───── MATERIAL TO PROCESS

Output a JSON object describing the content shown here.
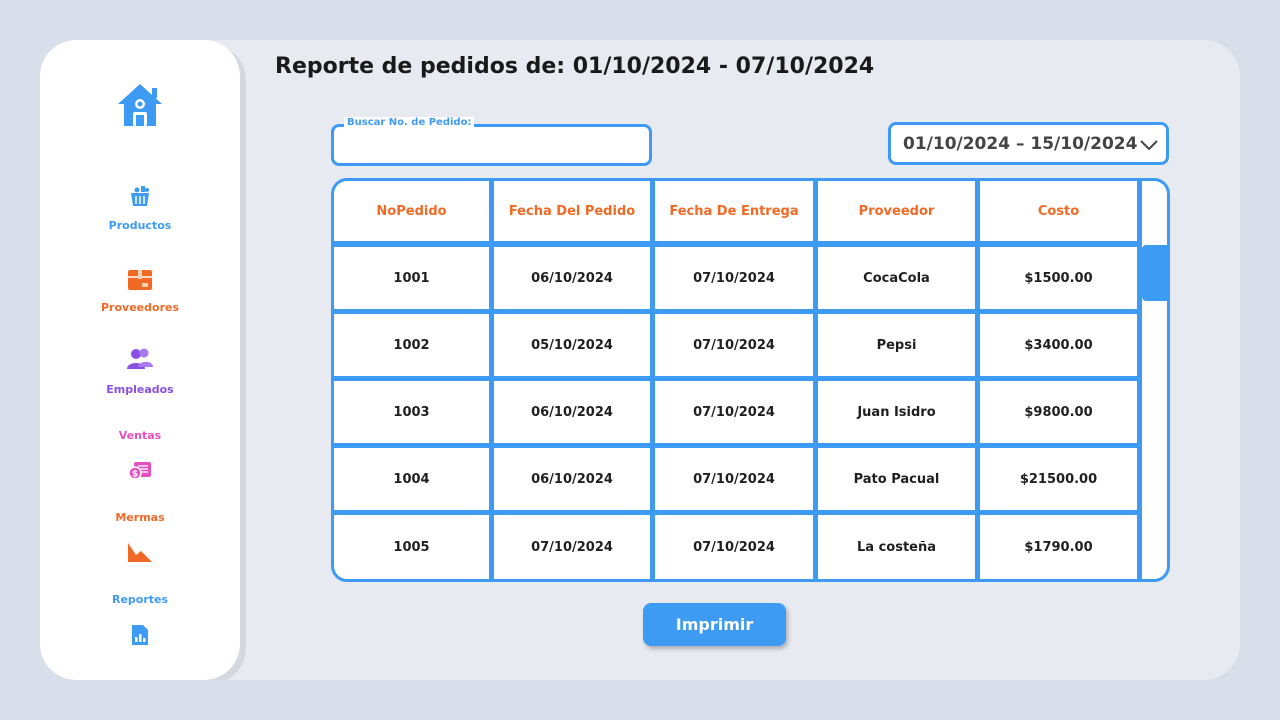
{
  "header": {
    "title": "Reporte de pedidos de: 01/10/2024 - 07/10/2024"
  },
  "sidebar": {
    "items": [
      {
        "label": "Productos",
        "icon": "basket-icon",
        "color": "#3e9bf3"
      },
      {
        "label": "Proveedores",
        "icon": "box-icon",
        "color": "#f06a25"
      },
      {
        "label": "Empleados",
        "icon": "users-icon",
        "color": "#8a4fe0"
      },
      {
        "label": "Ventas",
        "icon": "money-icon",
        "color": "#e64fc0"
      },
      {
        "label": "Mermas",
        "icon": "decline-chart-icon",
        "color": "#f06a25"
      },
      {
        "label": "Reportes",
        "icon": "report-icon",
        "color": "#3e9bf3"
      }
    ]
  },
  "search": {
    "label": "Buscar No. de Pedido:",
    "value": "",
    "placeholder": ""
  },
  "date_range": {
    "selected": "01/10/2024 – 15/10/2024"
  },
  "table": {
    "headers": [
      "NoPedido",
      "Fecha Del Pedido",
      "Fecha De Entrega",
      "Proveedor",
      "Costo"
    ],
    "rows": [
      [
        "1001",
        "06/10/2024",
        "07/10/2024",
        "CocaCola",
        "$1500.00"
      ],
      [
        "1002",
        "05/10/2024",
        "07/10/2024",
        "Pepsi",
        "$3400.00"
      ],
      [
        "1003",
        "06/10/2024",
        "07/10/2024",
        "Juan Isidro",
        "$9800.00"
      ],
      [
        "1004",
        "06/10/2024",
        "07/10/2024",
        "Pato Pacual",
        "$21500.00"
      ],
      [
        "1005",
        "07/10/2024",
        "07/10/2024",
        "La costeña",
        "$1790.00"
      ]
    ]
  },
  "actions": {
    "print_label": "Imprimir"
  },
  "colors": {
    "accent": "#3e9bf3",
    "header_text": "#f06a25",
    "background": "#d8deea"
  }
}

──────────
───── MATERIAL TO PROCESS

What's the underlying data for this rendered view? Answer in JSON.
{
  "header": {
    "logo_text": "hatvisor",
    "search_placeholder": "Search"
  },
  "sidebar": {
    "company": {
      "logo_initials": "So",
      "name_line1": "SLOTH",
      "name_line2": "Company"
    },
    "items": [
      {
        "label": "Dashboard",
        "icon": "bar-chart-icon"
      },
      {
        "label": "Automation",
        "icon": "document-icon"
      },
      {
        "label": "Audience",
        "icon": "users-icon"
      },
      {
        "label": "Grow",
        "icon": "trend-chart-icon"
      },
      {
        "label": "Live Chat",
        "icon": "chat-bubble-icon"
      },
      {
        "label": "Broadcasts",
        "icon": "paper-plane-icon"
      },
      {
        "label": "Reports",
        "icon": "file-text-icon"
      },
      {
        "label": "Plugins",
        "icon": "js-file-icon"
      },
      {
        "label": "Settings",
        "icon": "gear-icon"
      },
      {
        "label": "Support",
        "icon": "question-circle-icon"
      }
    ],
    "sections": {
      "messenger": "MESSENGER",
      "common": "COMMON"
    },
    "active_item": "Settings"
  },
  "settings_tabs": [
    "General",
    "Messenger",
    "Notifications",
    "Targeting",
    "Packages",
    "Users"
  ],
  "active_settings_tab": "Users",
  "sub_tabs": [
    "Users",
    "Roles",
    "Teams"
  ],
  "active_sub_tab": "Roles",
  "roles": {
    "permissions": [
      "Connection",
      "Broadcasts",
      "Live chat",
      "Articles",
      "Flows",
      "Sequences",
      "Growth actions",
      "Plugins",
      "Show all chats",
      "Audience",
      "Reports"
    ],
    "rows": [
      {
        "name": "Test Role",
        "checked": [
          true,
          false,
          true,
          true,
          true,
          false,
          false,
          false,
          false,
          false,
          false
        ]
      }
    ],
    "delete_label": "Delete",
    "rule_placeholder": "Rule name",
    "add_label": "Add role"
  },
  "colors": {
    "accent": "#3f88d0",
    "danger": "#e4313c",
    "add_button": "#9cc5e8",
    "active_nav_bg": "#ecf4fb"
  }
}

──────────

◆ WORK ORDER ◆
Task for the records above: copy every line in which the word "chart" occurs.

◆ ANSWER BELOW ◆
        "icon": "decline-chart-icon",
        "icon": "bar-chart-icon"
        "icon": "trend-chart-icon"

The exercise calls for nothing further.